RECORDS SUPPLIED:
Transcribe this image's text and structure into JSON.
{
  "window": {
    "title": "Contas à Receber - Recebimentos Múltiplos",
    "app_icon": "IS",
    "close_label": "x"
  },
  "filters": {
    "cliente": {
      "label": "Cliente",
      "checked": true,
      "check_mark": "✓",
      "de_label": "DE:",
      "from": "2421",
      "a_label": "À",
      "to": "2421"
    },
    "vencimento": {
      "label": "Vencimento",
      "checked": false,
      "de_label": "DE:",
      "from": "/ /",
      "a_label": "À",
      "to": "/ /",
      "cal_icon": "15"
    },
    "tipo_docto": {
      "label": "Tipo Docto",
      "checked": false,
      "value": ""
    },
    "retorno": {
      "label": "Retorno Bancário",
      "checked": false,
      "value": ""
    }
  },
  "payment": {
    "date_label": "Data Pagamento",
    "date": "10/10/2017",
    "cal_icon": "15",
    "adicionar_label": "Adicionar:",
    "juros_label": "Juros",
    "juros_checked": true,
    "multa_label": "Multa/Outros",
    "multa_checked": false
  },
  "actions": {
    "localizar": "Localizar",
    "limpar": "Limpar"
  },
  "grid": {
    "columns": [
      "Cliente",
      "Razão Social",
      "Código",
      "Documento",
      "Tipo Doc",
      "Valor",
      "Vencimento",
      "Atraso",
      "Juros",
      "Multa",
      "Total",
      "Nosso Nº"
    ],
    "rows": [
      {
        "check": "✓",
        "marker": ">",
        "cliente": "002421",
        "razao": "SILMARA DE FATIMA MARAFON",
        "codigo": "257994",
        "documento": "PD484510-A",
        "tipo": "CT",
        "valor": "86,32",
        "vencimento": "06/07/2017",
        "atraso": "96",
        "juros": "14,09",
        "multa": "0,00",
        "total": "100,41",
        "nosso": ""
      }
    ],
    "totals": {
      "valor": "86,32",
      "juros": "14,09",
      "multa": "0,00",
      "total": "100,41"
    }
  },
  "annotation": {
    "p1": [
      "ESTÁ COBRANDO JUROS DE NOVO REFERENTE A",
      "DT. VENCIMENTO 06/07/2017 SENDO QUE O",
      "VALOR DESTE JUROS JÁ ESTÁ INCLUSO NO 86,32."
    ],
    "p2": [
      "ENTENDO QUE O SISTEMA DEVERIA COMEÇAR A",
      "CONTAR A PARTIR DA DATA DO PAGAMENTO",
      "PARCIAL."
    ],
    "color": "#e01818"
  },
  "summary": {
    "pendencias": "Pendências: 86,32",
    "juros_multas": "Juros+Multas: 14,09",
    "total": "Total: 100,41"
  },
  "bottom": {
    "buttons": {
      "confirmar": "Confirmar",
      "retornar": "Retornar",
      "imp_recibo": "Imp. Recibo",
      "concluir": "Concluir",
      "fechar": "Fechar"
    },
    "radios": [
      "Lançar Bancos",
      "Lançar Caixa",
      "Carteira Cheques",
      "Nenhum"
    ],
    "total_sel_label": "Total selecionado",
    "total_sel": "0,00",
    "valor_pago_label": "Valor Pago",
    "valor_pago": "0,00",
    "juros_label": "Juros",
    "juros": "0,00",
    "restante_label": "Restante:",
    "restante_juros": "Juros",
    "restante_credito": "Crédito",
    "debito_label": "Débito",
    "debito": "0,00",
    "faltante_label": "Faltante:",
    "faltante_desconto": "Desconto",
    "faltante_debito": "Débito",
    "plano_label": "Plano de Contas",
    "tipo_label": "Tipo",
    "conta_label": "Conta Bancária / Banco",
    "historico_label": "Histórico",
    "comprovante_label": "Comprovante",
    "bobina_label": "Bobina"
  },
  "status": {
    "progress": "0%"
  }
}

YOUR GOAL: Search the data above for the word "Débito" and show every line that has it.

ANSWER FOR THE TASK:
    "debito_label": "Débito",
    "faltante_debito": "Débito",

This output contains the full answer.